#### What to produce
Your task is to filter the entries and copy every line containing the string "sender".

(Excerpts from an interface dataset)

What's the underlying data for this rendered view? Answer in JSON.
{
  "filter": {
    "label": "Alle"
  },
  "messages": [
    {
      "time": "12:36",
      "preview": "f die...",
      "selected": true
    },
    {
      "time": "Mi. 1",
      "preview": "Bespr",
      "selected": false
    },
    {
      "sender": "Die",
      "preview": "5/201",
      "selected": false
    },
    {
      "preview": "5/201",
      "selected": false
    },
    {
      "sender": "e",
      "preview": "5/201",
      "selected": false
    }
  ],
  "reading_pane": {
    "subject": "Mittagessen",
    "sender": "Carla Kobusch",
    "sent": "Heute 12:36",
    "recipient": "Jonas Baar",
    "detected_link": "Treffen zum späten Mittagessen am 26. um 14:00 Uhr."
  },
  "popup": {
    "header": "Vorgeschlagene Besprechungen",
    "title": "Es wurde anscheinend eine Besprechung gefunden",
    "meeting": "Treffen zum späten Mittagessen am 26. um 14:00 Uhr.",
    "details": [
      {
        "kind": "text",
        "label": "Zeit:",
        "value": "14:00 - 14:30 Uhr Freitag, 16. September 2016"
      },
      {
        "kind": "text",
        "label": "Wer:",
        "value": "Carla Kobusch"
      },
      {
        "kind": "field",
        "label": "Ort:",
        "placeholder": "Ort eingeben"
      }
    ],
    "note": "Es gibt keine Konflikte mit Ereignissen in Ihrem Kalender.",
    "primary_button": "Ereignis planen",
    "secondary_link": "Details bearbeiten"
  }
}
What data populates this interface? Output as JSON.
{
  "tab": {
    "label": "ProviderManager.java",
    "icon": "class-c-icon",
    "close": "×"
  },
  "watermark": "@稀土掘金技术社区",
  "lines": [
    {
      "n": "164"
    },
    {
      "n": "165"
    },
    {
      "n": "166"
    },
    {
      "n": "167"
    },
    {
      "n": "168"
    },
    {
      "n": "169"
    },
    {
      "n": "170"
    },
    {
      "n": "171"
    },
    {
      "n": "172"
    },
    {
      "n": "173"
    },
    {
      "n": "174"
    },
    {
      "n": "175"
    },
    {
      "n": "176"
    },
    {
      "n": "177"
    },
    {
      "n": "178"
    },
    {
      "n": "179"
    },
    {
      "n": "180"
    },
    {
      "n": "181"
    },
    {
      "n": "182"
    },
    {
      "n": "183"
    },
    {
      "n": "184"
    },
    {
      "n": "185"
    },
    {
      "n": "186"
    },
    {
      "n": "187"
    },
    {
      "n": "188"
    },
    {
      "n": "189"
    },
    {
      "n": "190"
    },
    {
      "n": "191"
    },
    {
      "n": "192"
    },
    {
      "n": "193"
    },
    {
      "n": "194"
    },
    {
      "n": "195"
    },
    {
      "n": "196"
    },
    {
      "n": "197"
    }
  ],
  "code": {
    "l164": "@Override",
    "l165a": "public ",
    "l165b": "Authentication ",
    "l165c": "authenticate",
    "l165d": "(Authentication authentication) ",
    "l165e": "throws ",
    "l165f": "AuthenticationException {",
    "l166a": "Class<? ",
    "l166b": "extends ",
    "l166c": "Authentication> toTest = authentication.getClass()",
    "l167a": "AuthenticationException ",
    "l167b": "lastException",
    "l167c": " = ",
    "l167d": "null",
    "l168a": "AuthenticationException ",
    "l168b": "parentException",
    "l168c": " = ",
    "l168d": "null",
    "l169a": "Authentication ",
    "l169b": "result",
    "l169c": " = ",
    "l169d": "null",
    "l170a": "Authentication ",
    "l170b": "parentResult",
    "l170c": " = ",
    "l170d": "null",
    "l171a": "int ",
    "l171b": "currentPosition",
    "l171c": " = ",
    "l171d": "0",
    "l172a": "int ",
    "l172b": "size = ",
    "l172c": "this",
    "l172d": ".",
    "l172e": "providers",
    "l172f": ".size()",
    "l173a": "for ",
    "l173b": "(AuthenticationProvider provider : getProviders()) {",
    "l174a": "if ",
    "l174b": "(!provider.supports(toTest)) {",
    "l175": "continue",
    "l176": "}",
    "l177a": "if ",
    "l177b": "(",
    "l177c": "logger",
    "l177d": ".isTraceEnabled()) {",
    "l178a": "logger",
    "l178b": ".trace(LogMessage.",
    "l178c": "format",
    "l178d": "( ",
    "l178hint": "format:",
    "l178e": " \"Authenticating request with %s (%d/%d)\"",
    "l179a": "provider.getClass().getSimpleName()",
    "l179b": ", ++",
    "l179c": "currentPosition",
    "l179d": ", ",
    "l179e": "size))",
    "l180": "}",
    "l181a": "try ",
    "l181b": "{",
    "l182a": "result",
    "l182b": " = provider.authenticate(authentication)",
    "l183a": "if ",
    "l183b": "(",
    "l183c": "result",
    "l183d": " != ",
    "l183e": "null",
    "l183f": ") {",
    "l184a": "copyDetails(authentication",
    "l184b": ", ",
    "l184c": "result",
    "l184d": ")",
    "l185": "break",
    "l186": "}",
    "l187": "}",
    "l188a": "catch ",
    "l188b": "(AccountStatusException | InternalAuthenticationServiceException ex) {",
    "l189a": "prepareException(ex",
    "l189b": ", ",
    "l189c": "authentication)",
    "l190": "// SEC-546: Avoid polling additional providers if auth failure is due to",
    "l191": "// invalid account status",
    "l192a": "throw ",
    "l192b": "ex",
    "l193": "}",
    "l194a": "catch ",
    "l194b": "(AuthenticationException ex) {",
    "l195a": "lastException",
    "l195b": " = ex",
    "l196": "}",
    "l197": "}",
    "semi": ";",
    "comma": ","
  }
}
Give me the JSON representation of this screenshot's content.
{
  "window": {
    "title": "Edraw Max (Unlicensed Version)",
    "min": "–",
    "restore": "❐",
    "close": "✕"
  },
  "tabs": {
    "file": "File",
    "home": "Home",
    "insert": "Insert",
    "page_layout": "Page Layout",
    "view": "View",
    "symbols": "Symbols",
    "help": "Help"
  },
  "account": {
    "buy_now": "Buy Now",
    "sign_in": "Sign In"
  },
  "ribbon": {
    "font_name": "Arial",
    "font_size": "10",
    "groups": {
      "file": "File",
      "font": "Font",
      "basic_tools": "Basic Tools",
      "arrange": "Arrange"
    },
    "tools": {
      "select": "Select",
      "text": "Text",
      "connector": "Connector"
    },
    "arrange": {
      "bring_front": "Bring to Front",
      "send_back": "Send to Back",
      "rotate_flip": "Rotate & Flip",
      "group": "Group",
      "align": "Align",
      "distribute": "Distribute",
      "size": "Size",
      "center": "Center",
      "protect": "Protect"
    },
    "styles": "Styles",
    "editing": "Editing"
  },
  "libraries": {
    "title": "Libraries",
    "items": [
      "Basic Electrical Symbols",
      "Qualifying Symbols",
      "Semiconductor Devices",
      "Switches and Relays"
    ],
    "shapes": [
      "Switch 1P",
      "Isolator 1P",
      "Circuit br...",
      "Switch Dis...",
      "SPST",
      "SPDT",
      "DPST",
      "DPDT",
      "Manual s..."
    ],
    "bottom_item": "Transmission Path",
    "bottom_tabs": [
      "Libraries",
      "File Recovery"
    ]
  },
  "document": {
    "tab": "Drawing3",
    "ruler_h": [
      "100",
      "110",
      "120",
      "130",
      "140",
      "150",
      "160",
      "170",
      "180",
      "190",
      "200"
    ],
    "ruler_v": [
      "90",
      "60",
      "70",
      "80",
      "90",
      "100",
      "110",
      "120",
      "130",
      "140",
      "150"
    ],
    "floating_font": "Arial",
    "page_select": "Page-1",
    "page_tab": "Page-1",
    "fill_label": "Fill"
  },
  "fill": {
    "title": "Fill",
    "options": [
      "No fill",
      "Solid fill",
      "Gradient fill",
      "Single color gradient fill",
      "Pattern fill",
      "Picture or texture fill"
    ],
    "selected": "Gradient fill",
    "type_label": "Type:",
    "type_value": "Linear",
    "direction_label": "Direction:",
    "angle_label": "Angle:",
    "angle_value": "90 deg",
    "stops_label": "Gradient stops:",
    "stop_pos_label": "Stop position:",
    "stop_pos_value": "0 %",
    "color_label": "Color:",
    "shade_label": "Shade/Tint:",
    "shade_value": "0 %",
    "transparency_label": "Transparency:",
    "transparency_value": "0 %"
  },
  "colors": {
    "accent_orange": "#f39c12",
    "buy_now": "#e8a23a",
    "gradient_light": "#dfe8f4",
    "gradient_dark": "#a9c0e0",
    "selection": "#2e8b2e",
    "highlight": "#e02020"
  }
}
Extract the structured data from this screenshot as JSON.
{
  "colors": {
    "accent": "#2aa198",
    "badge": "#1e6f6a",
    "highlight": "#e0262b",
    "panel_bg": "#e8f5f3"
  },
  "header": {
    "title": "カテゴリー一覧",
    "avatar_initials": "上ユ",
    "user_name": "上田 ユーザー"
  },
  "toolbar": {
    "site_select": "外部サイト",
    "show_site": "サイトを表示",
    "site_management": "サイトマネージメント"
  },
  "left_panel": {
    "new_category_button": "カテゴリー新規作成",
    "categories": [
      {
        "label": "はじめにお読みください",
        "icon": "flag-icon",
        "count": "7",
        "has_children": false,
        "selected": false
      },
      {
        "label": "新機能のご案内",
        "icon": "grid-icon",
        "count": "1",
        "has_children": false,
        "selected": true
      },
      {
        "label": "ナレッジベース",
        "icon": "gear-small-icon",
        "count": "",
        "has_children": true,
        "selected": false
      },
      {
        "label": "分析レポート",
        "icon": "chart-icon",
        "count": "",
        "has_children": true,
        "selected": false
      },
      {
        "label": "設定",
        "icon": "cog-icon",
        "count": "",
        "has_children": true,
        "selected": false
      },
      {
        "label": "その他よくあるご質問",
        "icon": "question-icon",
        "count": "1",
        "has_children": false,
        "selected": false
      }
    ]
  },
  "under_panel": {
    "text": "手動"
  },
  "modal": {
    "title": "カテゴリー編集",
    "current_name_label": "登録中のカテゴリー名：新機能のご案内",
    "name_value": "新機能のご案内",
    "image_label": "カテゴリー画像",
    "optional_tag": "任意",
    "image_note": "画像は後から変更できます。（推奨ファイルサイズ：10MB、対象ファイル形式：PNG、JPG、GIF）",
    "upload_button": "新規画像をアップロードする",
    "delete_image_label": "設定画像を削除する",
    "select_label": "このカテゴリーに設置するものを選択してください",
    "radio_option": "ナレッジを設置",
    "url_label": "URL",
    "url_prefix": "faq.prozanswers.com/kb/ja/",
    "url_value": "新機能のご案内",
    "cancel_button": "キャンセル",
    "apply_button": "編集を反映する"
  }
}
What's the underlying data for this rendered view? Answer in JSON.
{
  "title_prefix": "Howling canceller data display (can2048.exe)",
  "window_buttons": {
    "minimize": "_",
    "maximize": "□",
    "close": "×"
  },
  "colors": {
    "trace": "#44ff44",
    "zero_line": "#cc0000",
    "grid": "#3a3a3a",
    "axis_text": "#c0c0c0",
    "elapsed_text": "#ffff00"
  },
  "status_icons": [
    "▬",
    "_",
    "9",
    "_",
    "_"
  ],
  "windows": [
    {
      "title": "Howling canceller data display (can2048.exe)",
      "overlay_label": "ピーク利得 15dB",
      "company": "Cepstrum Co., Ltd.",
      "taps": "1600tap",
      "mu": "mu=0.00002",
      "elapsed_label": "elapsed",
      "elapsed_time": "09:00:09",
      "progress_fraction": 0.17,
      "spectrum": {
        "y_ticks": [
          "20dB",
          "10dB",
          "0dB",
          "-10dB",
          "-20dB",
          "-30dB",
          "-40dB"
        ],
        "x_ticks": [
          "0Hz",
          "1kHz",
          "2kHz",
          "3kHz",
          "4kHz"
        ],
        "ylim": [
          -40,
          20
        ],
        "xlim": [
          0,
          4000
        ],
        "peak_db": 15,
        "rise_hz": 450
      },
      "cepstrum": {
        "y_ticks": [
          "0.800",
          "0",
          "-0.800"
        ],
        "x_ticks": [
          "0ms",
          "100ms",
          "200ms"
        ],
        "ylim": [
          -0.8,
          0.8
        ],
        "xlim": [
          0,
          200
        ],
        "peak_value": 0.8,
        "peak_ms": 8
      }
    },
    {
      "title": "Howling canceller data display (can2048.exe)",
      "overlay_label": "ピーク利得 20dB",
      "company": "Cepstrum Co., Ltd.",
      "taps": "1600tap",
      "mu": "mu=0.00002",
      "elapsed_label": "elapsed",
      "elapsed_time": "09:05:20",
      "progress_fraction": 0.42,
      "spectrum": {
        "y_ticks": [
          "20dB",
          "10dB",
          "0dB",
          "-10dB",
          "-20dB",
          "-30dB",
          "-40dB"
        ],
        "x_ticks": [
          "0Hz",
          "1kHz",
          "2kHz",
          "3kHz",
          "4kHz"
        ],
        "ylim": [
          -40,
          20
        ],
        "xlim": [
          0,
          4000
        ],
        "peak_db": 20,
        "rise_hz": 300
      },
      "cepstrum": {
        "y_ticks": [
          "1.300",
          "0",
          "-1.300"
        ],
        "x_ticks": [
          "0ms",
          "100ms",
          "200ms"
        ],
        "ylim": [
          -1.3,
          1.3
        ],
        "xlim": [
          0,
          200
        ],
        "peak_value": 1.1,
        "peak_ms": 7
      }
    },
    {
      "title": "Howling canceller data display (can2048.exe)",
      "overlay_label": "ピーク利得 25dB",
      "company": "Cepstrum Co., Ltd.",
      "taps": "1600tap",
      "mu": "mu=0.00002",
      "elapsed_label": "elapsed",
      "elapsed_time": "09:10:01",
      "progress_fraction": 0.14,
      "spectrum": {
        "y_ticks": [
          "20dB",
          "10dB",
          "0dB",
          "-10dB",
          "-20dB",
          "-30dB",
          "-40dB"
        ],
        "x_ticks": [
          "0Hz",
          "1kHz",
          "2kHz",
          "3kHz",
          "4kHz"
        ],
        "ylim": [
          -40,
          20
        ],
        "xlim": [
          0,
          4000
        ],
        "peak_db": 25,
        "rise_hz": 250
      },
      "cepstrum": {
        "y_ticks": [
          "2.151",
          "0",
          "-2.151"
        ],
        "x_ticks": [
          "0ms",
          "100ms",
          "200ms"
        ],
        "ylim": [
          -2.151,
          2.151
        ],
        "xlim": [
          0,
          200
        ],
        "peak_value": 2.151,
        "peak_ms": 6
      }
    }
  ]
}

#### Output
      "sender": "Die",
      "sender": "e",
    "sender": "Carla Kobusch",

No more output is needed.